Exercise directions: Your reply should reproduce the data below without a single alteration, apart from dropping the images.

Given data:
--------

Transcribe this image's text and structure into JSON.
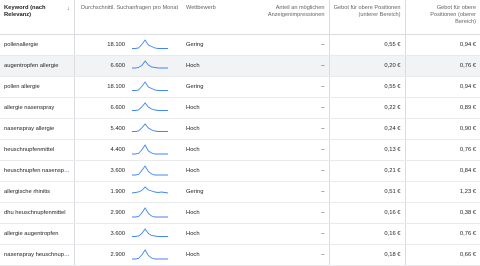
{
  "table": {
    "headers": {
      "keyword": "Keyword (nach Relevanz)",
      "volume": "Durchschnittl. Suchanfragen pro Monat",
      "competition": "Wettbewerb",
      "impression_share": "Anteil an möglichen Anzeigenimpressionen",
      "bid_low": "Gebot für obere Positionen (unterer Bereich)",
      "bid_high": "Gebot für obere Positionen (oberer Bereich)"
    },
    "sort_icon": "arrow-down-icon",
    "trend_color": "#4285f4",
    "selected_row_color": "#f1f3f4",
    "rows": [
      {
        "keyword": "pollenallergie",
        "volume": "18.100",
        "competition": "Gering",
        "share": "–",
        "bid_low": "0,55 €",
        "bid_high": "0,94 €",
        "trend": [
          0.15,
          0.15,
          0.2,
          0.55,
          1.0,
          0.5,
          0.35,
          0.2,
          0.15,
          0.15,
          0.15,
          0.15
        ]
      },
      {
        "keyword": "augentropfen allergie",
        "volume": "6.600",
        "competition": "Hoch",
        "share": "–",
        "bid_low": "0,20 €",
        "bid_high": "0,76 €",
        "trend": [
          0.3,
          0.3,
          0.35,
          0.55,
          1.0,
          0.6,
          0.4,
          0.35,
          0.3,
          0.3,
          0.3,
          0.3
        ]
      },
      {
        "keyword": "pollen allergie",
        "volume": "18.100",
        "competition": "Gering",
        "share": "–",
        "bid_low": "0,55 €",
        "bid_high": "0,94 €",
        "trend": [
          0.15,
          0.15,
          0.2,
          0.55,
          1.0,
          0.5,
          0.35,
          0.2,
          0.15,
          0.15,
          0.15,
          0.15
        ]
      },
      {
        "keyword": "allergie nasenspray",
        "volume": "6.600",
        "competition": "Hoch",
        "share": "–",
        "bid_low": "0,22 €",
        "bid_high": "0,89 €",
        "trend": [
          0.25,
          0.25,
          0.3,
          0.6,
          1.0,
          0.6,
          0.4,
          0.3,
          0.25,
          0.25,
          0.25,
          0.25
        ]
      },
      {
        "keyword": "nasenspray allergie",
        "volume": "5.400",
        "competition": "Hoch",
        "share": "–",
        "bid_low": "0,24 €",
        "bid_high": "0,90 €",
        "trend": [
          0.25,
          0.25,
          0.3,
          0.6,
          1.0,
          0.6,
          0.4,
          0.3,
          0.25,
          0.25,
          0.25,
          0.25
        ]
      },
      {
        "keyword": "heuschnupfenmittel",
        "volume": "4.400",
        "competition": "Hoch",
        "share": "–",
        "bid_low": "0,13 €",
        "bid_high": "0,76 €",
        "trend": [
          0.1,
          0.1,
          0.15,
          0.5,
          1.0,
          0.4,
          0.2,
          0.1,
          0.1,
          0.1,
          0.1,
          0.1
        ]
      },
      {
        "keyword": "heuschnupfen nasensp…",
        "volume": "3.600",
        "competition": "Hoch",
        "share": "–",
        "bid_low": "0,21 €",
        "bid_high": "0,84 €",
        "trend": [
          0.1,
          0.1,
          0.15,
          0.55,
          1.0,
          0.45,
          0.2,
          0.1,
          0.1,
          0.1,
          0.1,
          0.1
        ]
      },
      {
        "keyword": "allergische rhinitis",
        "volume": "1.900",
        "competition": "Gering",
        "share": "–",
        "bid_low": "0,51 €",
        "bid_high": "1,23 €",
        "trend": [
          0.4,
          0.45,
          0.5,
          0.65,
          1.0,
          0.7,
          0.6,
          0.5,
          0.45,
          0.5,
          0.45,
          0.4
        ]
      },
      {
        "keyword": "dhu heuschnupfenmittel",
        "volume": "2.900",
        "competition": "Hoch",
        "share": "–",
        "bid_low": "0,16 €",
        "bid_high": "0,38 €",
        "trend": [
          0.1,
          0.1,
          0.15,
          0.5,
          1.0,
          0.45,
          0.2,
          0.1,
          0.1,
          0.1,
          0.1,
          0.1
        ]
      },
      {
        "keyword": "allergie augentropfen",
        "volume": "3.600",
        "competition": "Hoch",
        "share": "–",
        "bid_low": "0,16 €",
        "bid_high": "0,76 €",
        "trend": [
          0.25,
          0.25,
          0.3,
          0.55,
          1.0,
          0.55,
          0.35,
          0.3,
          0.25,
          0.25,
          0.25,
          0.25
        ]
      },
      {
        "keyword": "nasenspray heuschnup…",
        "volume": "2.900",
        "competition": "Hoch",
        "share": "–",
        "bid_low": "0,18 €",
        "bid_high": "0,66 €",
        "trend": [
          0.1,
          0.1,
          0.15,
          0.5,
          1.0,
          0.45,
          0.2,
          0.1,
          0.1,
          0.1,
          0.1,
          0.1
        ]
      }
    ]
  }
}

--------

Response to the exercise:
Transcribe this image's text and structure into JSON.
{
  "table": {
    "headers": {
      "keyword": "Keyword (nach Relevanz)",
      "volume": "Durchschnittl. Suchanfragen pro Monat",
      "competition": "Wettbewerb",
      "impression_share": "Anteil an möglichen Anzeigenimpressionen",
      "bid_low": "Gebot für obere Positionen (unterer Bereich)",
      "bid_high": "Gebot für obere Positionen (oberer Bereich)"
    },
    "sort_icon": "arrow-down-icon",
    "trend_color": "#4285f4",
    "selected_row_color": "#f1f3f4",
    "rows": [
      {
        "keyword": "pollenallergie",
        "volume": "18.100",
        "competition": "Gering",
        "share": "–",
        "bid_low": "0,55 €",
        "bid_high": "0,94 €",
        "trend": [
          0.15,
          0.15,
          0.2,
          0.55,
          1.0,
          0.5,
          0.35,
          0.2,
          0.15,
          0.15,
          0.15,
          0.15
        ]
      },
      {
        "keyword": "augentropfen allergie",
        "volume": "6.600",
        "competition": "Hoch",
        "share": "–",
        "bid_low": "0,20 €",
        "bid_high": "0,76 €",
        "trend": [
          0.3,
          0.3,
          0.35,
          0.55,
          1.0,
          0.6,
          0.4,
          0.35,
          0.3,
          0.3,
          0.3,
          0.3
        ]
      },
      {
        "keyword": "pollen allergie",
        "volume": "18.100",
        "competition": "Gering",
        "share": "–",
        "bid_low": "0,55 €",
        "bid_high": "0,94 €",
        "trend": [
          0.15,
          0.15,
          0.2,
          0.55,
          1.0,
          0.5,
          0.35,
          0.2,
          0.15,
          0.15,
          0.15,
          0.15
        ]
      },
      {
        "keyword": "allergie nasenspray",
        "volume": "6.600",
        "competition": "Hoch",
        "share": "–",
        "bid_low": "0,22 €",
        "bid_high": "0,89 €",
        "trend": [
          0.25,
          0.25,
          0.3,
          0.6,
          1.0,
          0.6,
          0.4,
          0.3,
          0.25,
          0.25,
          0.25,
          0.25
        ]
      },
      {
        "keyword": "nasenspray allergie",
        "volume": "5.400",
        "competition": "Hoch",
        "share": "–",
        "bid_low": "0,24 €",
        "bid_high": "0,90 €",
        "trend": [
          0.25,
          0.25,
          0.3,
          0.6,
          1.0,
          0.6,
          0.4,
          0.3,
          0.25,
          0.25,
          0.25,
          0.25
        ]
      },
      {
        "keyword": "heuschnupfenmittel",
        "volume": "4.400",
        "competition": "Hoch",
        "share": "–",
        "bid_low": "0,13 €",
        "bid_high": "0,76 €",
        "trend": [
          0.1,
          0.1,
          0.15,
          0.5,
          1.0,
          0.4,
          0.2,
          0.1,
          0.1,
          0.1,
          0.1,
          0.1
        ]
      },
      {
        "keyword": "heuschnupfen nasensp…",
        "volume": "3.600",
        "competition": "Hoch",
        "share": "–",
        "bid_low": "0,21 €",
        "bid_high": "0,84 €",
        "trend": [
          0.1,
          0.1,
          0.15,
          0.55,
          1.0,
          0.45,
          0.2,
          0.1,
          0.1,
          0.1,
          0.1,
          0.1
        ]
      },
      {
        "keyword": "allergische rhinitis",
        "volume": "1.900",
        "competition": "Gering",
        "share": "–",
        "bid_low": "0,51 €",
        "bid_high": "1,23 €",
        "trend": [
          0.4,
          0.45,
          0.5,
          0.65,
          1.0,
          0.7,
          0.6,
          0.5,
          0.45,
          0.5,
          0.45,
          0.4
        ]
      },
      {
        "keyword": "dhu heuschnupfenmittel",
        "volume": "2.900",
        "competition": "Hoch",
        "share": "–",
        "bid_low": "0,16 €",
        "bid_high": "0,38 €",
        "trend": [
          0.1,
          0.1,
          0.15,
          0.5,
          1.0,
          0.45,
          0.2,
          0.1,
          0.1,
          0.1,
          0.1,
          0.1
        ]
      },
      {
        "keyword": "allergie augentropfen",
        "volume": "3.600",
        "competition": "Hoch",
        "share": "–",
        "bid_low": "0,16 €",
        "bid_high": "0,76 €",
        "trend": [
          0.25,
          0.25,
          0.3,
          0.55,
          1.0,
          0.55,
          0.35,
          0.3,
          0.25,
          0.25,
          0.25,
          0.25
        ]
      },
      {
        "keyword": "nasenspray heuschnup…",
        "volume": "2.900",
        "competition": "Hoch",
        "share": "–",
        "bid_low": "0,18 €",
        "bid_high": "0,66 €",
        "trend": [
          0.1,
          0.1,
          0.15,
          0.5,
          1.0,
          0.45,
          0.2,
          0.1,
          0.1,
          0.1,
          0.1,
          0.1
        ]
      }
    ]
  }
}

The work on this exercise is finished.